**Dataset records**
*** Block opens ***

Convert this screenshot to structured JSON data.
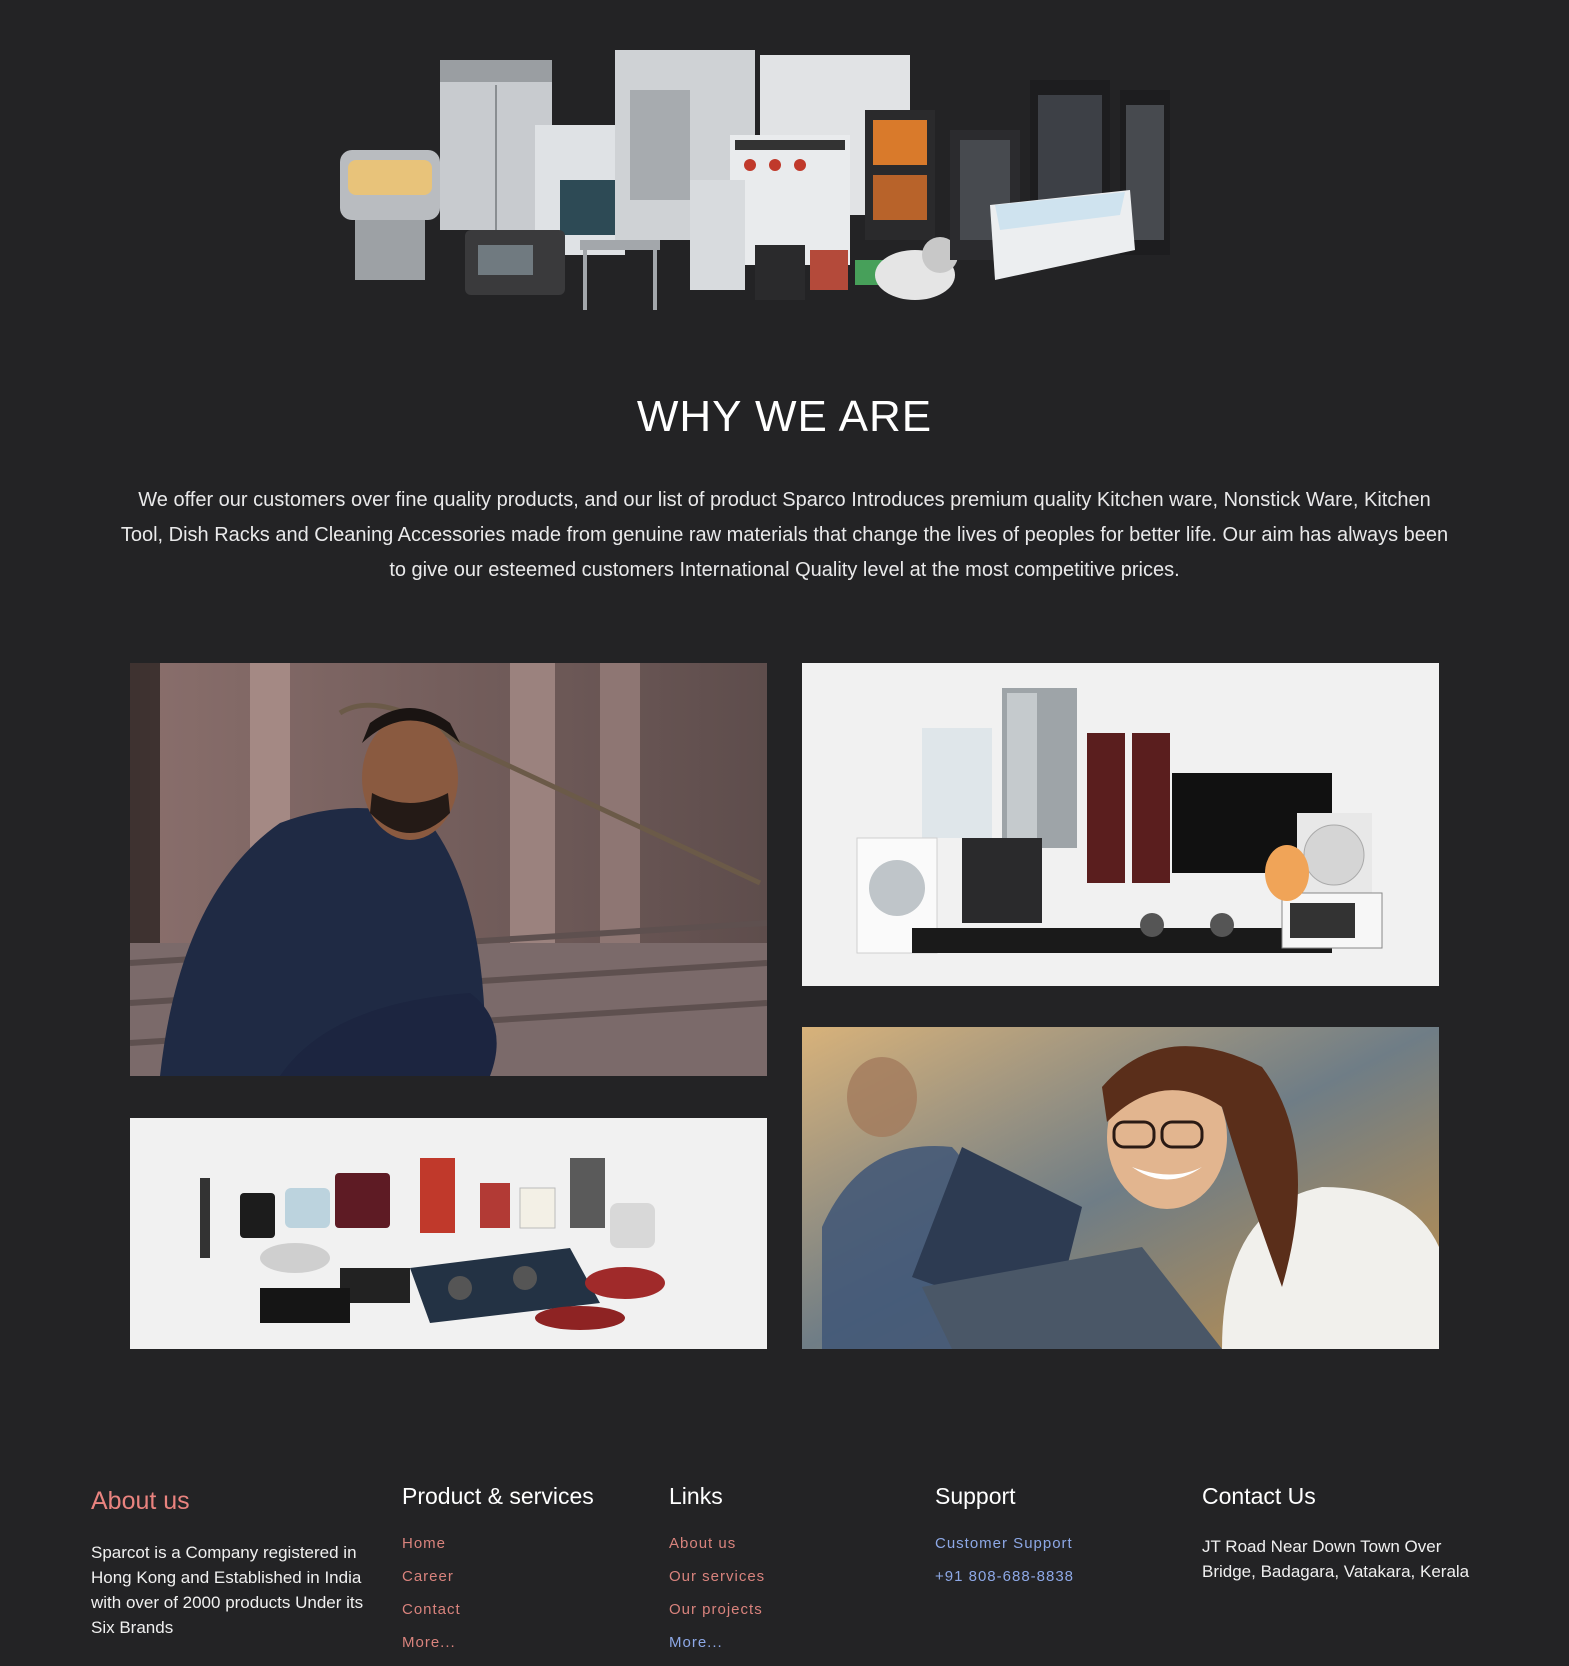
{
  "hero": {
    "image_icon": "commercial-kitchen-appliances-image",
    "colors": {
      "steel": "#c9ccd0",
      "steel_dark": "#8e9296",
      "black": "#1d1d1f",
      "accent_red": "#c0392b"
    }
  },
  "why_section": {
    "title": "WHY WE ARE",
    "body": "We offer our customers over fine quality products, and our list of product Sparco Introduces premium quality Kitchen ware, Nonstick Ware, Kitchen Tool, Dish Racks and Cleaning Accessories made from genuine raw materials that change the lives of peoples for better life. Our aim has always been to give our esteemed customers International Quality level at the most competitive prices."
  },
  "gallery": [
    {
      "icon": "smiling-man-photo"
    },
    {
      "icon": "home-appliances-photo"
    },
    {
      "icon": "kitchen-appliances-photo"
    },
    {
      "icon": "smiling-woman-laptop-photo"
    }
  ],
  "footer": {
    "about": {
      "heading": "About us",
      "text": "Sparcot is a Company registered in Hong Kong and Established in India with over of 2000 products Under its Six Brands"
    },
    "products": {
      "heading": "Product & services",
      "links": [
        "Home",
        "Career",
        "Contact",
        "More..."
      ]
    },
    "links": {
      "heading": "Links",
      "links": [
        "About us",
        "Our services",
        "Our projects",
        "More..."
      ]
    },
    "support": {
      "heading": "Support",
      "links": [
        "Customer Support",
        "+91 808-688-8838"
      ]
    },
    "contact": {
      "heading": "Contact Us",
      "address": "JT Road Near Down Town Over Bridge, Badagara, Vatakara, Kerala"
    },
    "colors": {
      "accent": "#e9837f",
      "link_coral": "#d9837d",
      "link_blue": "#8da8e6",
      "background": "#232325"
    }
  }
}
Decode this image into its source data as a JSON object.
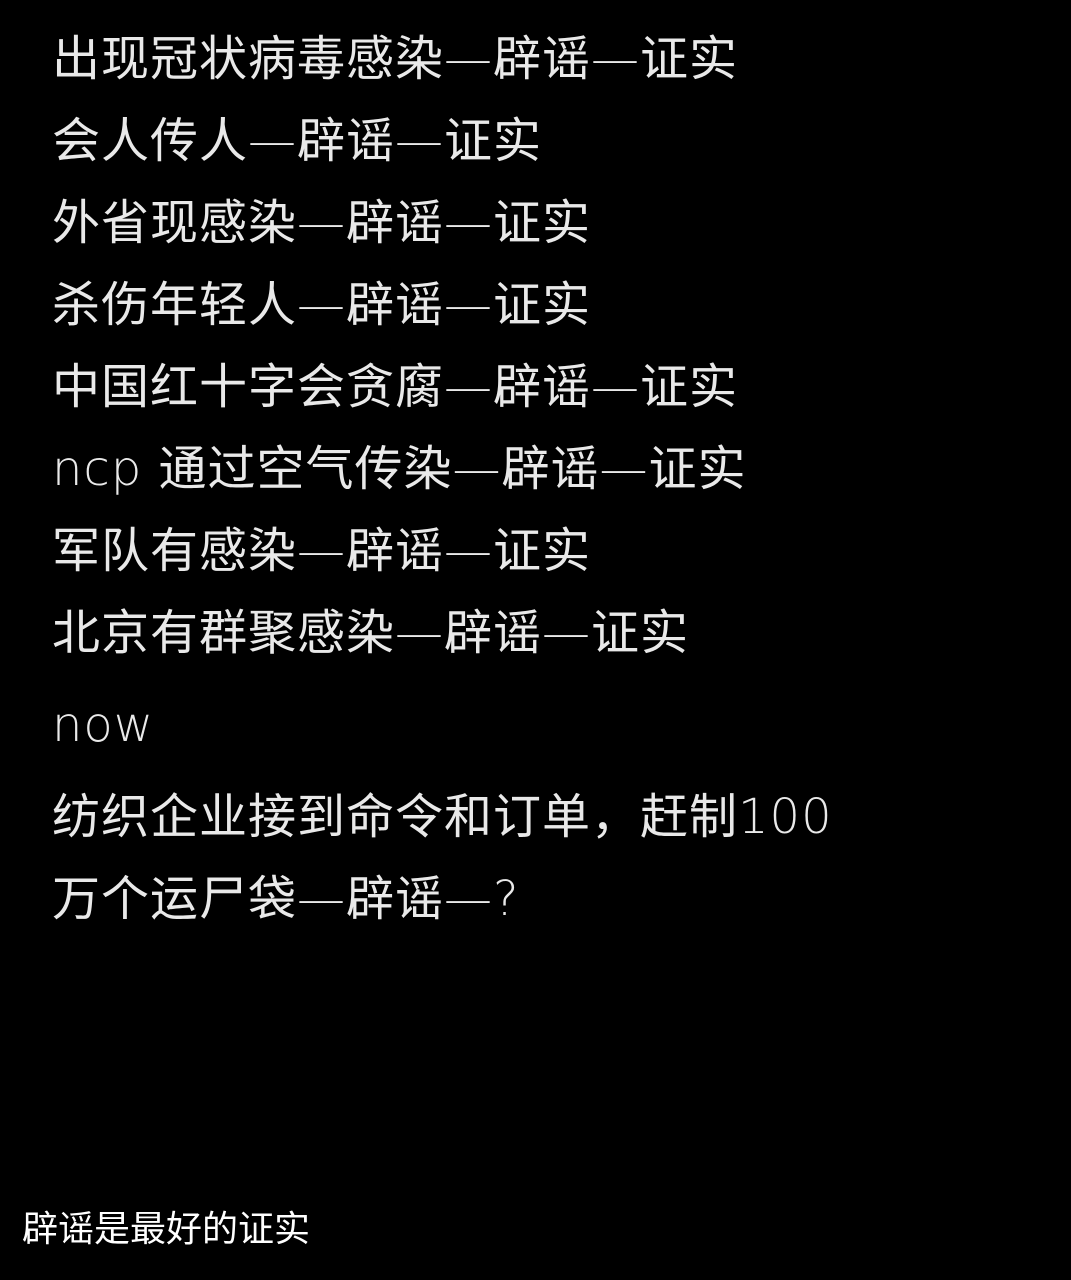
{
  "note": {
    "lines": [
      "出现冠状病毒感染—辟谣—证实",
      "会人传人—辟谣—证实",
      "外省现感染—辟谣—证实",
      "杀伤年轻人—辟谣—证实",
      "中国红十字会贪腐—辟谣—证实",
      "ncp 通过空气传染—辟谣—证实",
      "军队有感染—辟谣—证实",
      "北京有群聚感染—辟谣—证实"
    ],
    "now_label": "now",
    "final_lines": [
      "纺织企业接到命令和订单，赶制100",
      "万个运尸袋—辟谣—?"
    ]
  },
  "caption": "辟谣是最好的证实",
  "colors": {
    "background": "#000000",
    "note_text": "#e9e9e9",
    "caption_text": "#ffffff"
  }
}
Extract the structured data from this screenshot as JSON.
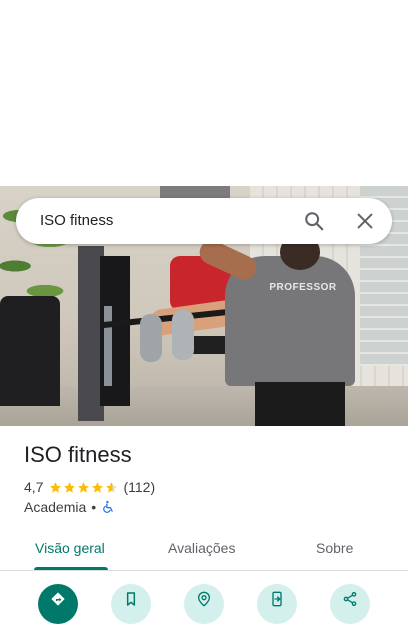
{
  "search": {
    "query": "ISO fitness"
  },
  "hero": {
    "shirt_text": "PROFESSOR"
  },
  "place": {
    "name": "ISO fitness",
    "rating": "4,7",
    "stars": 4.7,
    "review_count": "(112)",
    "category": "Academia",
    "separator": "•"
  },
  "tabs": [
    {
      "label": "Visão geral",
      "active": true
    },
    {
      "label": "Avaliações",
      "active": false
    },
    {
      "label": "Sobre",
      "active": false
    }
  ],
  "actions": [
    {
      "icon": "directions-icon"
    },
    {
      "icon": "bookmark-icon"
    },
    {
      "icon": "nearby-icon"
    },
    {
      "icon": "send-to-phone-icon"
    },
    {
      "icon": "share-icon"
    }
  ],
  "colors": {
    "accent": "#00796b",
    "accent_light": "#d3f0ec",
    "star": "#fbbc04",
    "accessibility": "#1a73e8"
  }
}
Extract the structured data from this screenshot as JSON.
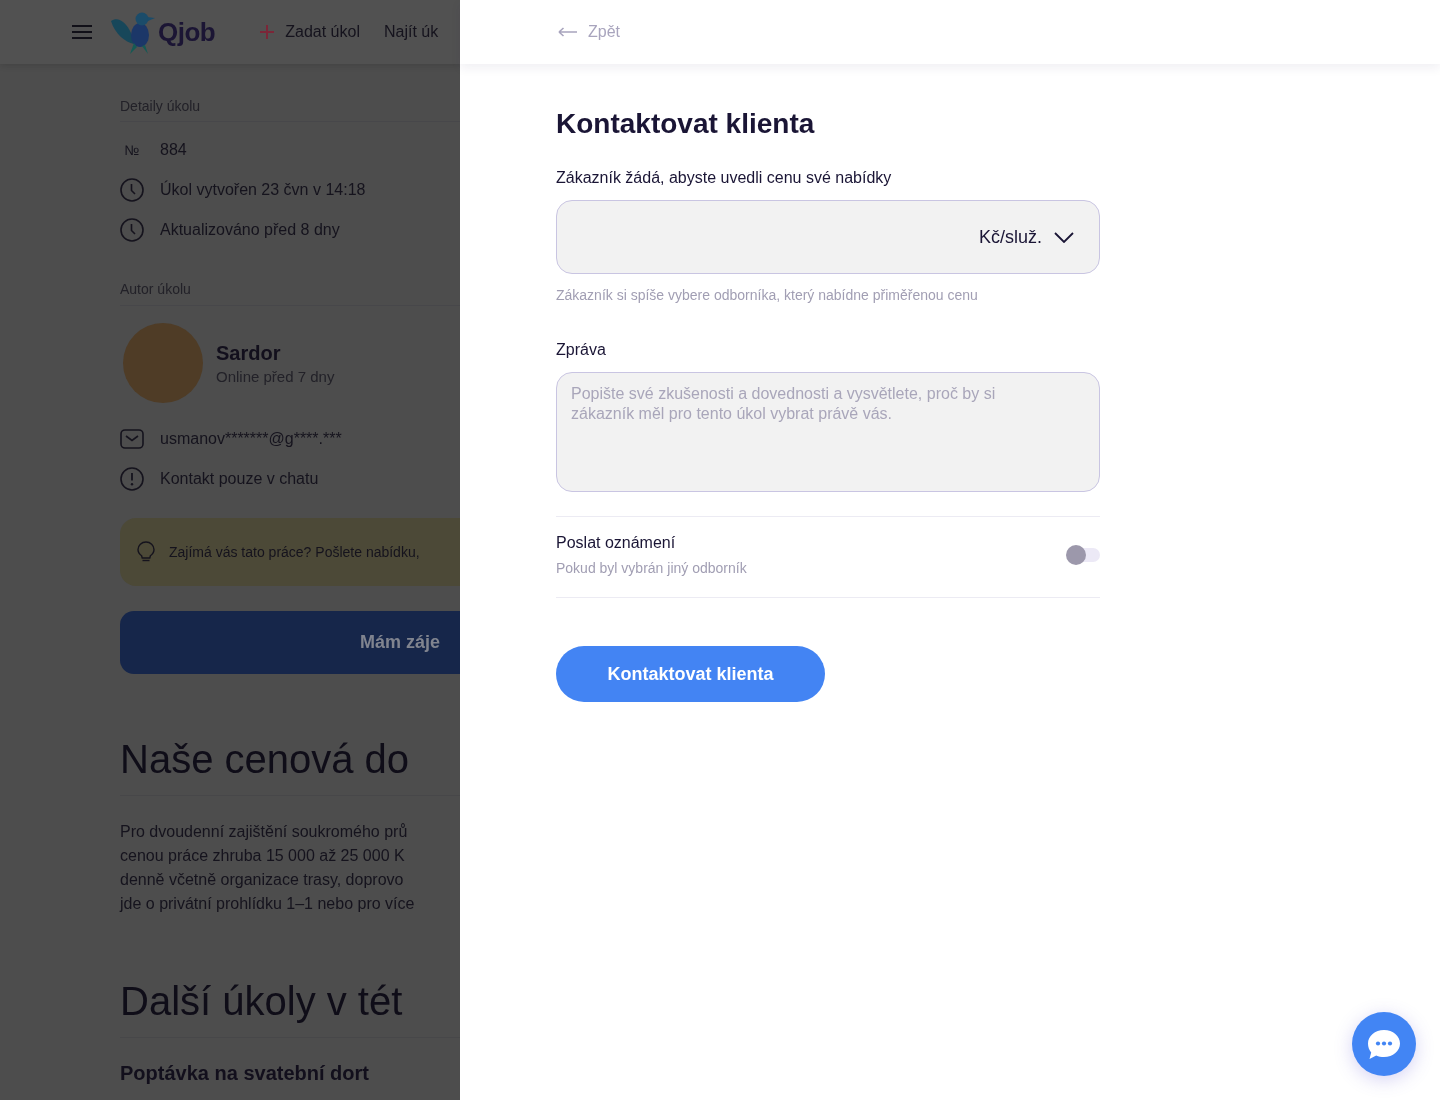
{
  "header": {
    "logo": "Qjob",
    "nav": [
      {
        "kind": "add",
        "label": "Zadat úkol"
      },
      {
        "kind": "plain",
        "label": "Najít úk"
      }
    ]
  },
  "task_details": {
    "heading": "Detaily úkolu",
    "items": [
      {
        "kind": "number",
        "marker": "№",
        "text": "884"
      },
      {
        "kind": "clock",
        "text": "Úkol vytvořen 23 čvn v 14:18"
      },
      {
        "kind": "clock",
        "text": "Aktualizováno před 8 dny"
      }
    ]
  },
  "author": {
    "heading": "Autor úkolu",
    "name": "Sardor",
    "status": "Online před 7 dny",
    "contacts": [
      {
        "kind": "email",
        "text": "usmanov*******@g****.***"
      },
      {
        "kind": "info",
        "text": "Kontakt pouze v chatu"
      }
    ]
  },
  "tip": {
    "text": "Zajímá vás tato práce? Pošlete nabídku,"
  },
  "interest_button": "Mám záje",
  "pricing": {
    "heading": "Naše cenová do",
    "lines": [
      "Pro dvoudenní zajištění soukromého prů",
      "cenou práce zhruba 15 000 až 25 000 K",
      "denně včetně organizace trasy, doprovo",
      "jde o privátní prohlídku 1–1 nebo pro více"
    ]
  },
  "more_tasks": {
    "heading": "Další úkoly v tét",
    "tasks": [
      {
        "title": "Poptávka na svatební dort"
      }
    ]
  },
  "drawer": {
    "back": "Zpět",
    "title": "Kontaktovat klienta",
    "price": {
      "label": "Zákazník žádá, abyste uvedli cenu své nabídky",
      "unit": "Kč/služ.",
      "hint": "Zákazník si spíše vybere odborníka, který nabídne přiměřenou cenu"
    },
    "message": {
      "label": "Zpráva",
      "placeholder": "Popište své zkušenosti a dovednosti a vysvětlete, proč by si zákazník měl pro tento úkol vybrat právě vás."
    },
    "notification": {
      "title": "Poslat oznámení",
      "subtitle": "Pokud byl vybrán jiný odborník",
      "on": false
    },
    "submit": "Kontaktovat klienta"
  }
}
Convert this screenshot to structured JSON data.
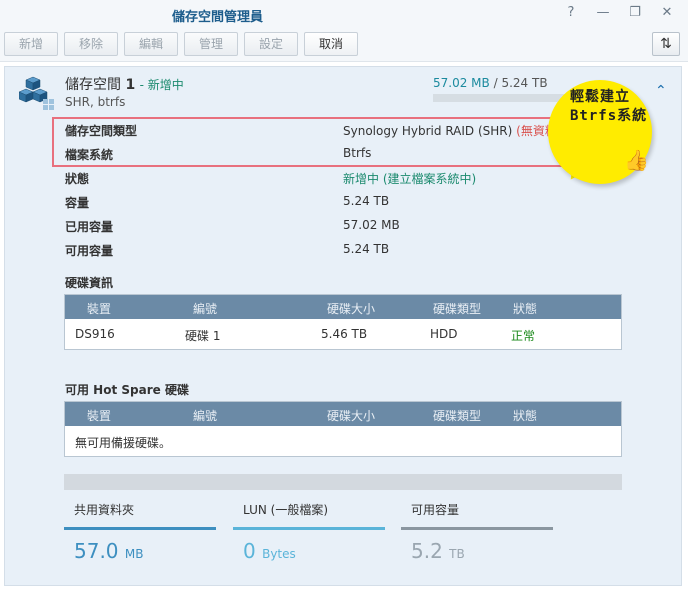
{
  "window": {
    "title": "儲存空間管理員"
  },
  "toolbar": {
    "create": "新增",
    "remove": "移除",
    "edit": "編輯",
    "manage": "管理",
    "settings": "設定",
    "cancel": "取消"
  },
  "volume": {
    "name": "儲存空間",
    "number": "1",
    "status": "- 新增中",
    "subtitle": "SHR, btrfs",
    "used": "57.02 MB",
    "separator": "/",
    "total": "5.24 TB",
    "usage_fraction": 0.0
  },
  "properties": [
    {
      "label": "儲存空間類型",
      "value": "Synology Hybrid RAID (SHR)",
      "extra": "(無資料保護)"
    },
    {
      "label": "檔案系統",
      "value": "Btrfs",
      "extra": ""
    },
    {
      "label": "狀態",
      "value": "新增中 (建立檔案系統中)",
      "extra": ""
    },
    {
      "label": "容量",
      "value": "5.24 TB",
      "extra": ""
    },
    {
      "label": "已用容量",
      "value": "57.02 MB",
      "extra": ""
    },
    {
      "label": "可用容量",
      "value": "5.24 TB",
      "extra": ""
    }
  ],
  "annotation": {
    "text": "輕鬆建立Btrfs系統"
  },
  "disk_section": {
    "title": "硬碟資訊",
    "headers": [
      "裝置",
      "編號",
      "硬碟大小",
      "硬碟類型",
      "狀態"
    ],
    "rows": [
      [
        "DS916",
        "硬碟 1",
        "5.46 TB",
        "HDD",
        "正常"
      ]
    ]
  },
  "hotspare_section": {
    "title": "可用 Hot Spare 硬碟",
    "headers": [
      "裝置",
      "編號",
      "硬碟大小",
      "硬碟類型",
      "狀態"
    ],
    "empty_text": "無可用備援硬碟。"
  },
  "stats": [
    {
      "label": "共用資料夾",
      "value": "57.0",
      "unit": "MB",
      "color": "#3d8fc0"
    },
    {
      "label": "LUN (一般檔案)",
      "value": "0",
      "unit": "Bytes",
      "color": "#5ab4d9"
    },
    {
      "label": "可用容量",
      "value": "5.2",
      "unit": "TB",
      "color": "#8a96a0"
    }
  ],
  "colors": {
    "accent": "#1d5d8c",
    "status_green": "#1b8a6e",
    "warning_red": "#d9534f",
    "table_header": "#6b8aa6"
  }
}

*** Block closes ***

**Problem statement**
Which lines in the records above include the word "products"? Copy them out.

**Task response**
    "body": "We offer our customers over fine quality products, and our list of product Sparco Introduces premium quality Kitchen ware, Nonstick Ware, Kitchen Tool, Dish Racks and Cleaning Accessories made from genuine raw materials that change the lives of peoples for better life. Our aim has always been to give our esteemed customers International Quality level at the most competitive prices."
      "text": "Sparcot is a Company registered in Hong Kong and Established in India with over of 2000 products Under its Six Brands"
    "products": {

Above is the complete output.